» Exercise prompt
Every line with the string "points" in it belongs in your answer, so copy them all from the data.

» Listed records
┌────────
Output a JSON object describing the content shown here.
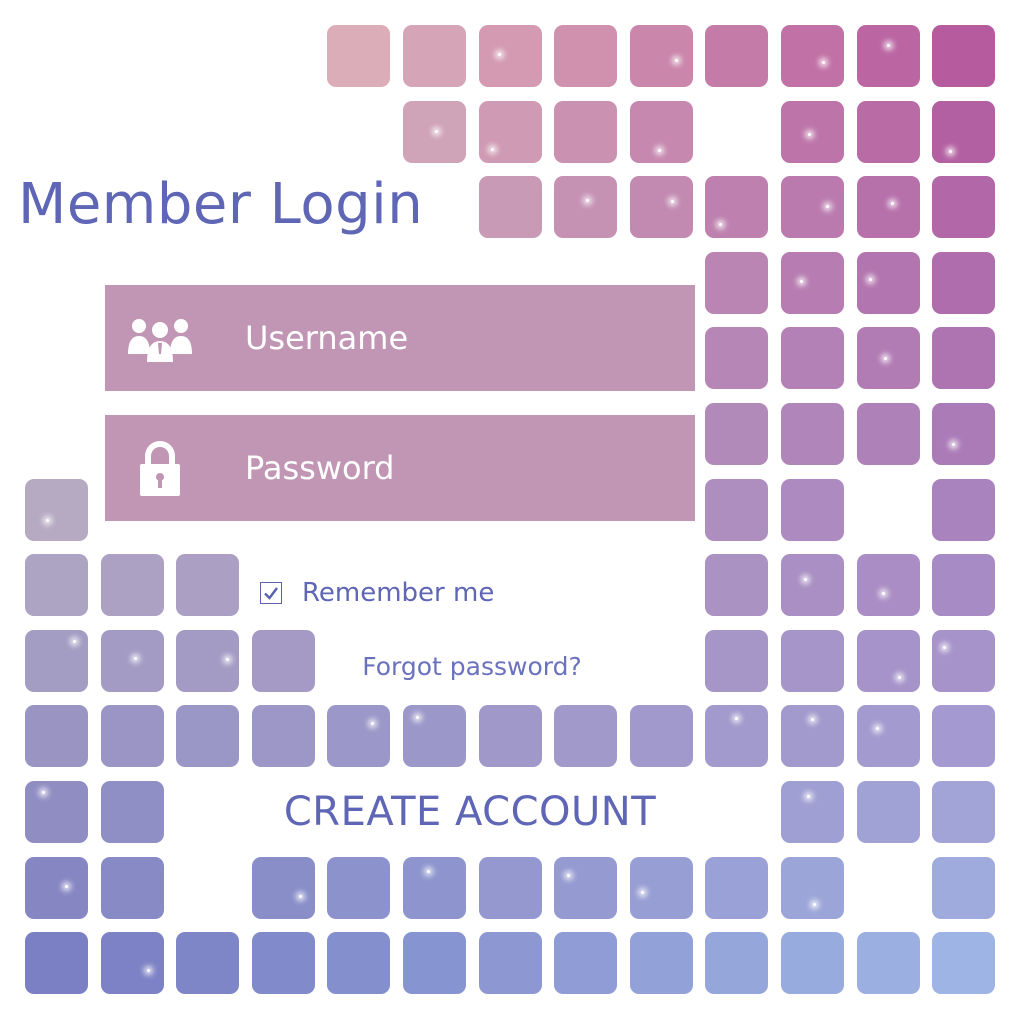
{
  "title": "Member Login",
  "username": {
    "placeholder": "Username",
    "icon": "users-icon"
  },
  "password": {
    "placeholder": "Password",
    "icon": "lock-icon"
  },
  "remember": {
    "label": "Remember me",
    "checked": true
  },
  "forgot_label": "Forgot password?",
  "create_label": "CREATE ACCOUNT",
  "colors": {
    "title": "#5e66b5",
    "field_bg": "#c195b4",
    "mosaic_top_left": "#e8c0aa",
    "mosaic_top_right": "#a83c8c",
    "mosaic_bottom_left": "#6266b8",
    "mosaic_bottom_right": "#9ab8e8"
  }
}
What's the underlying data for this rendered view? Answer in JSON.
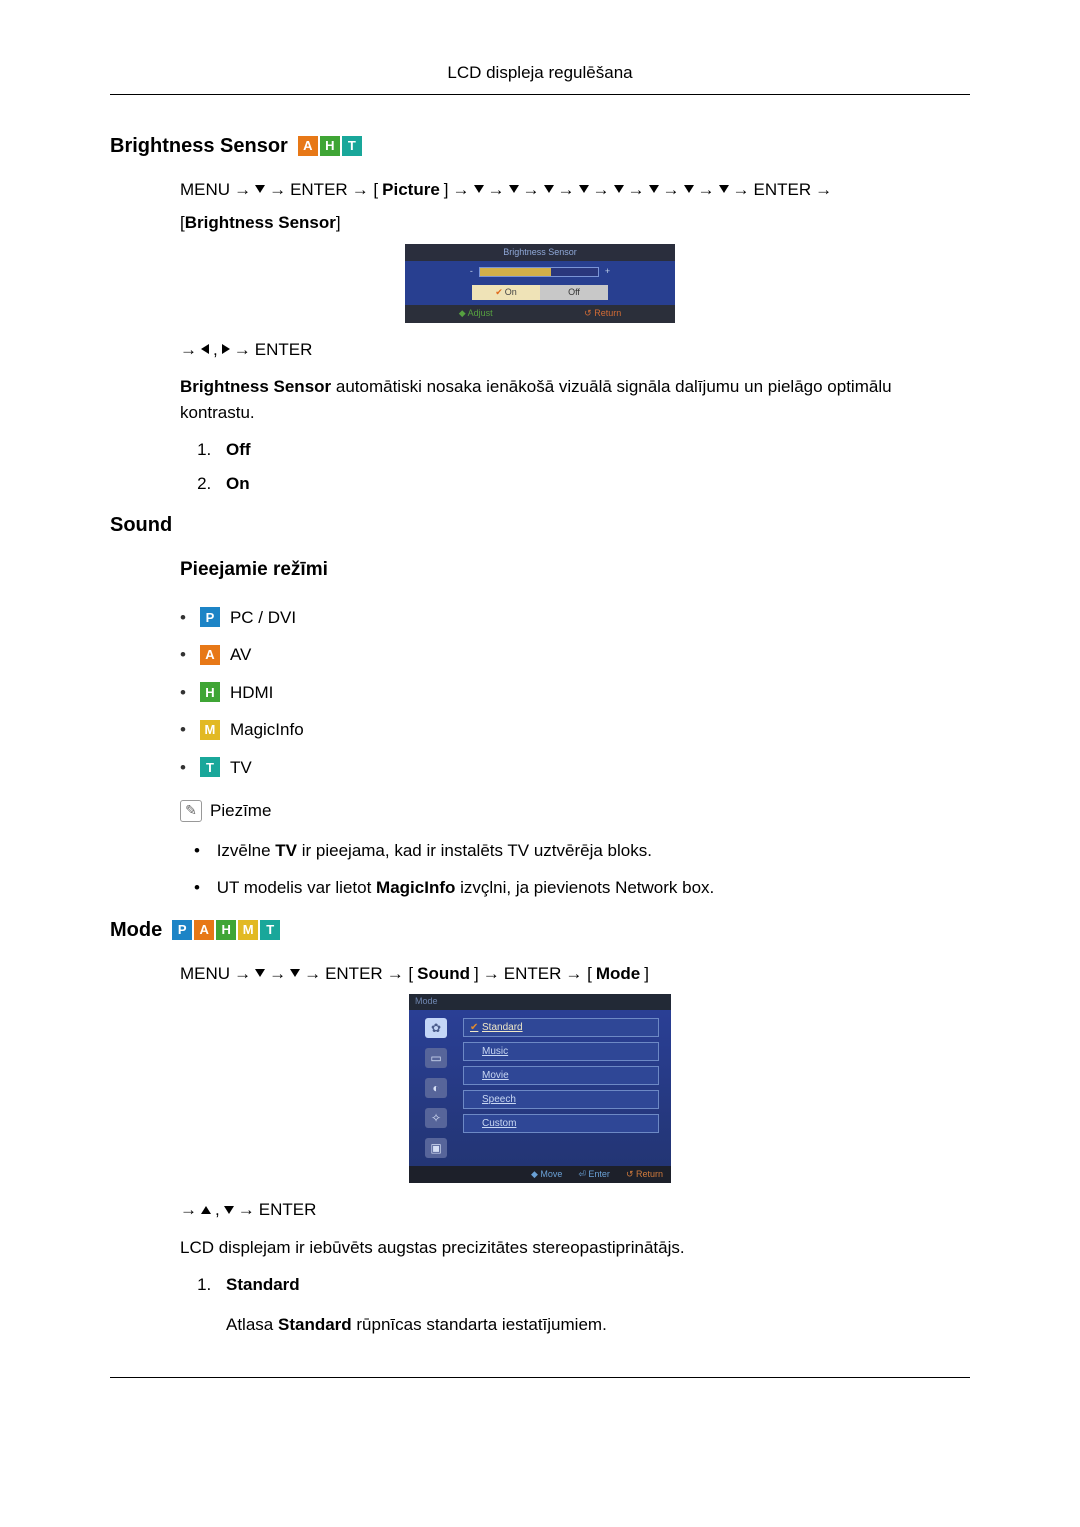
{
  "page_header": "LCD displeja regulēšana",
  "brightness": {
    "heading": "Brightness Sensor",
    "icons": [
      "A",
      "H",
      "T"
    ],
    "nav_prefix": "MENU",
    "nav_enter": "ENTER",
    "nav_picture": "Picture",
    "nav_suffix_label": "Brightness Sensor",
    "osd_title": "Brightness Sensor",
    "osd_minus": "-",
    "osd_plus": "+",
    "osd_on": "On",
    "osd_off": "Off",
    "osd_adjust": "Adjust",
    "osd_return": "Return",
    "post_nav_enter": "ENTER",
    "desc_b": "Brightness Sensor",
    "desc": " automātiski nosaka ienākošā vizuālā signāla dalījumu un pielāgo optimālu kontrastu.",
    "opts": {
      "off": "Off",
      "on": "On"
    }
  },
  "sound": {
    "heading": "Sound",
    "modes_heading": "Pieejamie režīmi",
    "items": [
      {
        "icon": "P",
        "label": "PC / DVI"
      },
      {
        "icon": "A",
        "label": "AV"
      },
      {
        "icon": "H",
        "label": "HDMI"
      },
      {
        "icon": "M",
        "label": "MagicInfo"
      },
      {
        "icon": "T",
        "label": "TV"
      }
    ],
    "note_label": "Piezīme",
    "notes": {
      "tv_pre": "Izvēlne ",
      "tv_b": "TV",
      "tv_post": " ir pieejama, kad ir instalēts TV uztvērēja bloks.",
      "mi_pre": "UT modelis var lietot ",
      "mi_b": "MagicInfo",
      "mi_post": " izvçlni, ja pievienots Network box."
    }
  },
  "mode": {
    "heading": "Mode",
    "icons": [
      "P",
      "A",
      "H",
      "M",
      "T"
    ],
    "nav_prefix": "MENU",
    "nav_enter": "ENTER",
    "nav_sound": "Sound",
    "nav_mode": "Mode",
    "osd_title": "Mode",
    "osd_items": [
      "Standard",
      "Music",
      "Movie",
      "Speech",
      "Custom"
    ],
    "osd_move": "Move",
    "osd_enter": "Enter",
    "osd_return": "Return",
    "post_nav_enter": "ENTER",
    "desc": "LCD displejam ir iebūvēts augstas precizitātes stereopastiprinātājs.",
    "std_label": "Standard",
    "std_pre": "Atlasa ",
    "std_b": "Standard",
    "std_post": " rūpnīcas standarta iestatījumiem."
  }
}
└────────
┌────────
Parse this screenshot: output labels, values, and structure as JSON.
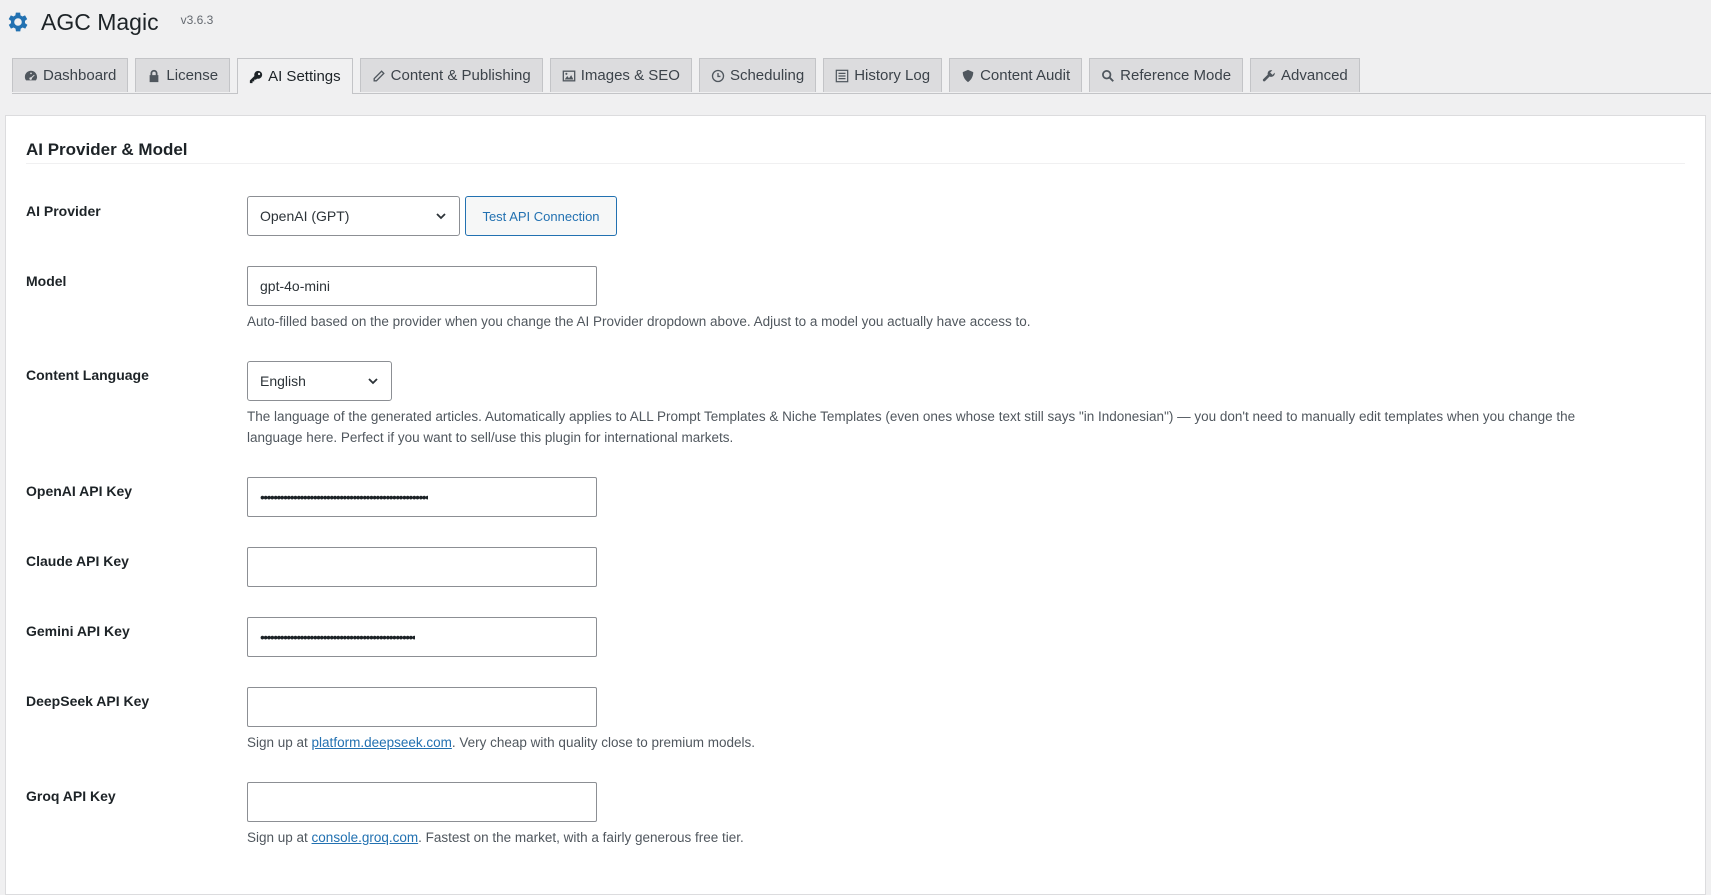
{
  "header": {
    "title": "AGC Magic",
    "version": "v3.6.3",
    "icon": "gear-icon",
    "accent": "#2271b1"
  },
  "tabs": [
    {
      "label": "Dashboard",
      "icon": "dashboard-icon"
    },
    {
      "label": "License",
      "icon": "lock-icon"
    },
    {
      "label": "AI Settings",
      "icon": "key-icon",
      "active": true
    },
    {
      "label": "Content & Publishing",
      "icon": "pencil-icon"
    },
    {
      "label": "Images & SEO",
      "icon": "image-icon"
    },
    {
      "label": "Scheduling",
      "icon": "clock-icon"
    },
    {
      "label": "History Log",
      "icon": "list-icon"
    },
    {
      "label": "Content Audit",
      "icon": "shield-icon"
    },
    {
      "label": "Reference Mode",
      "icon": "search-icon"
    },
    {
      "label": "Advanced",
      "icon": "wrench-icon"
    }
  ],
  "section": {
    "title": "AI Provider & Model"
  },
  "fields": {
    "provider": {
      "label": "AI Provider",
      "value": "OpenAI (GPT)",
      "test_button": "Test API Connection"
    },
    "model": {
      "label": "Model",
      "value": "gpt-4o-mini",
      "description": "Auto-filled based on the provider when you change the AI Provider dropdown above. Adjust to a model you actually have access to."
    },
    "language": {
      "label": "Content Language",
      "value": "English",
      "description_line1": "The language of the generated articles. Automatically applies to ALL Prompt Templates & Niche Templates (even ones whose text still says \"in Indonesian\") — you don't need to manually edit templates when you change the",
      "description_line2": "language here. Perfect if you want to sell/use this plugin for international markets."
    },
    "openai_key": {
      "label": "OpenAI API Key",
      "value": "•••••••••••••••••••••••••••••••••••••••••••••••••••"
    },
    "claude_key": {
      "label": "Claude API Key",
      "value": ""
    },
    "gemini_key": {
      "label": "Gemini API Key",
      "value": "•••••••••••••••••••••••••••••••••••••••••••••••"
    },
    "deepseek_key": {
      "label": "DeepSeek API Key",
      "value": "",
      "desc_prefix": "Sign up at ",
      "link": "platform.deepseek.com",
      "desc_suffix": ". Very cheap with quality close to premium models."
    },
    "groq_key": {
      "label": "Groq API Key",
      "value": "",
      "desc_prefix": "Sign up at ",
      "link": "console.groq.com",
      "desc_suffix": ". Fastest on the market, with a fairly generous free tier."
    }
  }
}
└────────
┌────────
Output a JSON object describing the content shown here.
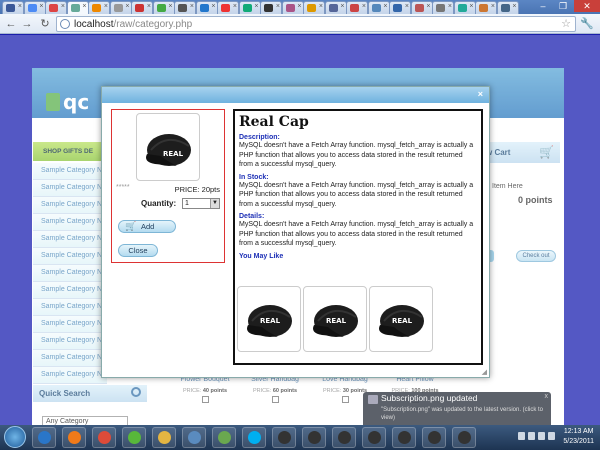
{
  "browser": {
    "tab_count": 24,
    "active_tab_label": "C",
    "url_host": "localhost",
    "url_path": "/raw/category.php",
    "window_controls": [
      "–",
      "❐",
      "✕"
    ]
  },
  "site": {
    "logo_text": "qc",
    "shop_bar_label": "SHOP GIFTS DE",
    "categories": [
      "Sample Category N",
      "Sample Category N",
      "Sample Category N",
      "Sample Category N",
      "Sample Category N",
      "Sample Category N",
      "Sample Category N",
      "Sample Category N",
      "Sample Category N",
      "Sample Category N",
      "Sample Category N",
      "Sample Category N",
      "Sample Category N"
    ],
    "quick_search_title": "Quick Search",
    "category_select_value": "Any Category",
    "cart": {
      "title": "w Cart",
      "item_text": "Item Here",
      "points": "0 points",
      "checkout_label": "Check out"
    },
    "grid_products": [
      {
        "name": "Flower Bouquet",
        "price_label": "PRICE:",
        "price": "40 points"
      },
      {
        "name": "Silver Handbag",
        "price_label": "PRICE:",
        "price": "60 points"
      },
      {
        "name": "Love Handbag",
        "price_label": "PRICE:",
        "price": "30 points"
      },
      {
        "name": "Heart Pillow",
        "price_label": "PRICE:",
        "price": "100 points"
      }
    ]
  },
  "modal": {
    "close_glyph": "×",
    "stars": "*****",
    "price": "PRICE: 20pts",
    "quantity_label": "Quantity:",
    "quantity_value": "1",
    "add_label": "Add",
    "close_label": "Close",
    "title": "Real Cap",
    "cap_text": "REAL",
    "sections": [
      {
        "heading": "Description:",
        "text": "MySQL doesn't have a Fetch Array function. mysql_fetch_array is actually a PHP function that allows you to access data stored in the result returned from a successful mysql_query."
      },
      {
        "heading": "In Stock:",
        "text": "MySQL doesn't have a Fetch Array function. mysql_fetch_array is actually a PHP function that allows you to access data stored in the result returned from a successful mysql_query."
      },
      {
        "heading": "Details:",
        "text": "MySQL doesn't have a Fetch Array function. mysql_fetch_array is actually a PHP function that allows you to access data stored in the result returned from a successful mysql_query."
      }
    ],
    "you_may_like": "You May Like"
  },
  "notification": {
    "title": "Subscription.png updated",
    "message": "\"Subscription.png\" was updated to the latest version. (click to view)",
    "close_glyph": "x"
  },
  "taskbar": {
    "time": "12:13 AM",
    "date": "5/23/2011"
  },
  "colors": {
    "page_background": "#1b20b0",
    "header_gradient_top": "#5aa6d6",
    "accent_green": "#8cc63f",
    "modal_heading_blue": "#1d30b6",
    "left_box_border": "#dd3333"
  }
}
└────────
» Task output
      "points": "0 points",
        "price": "40 points"
        "price": "60 points"
        "price": "30 points"
        "price": "100 points"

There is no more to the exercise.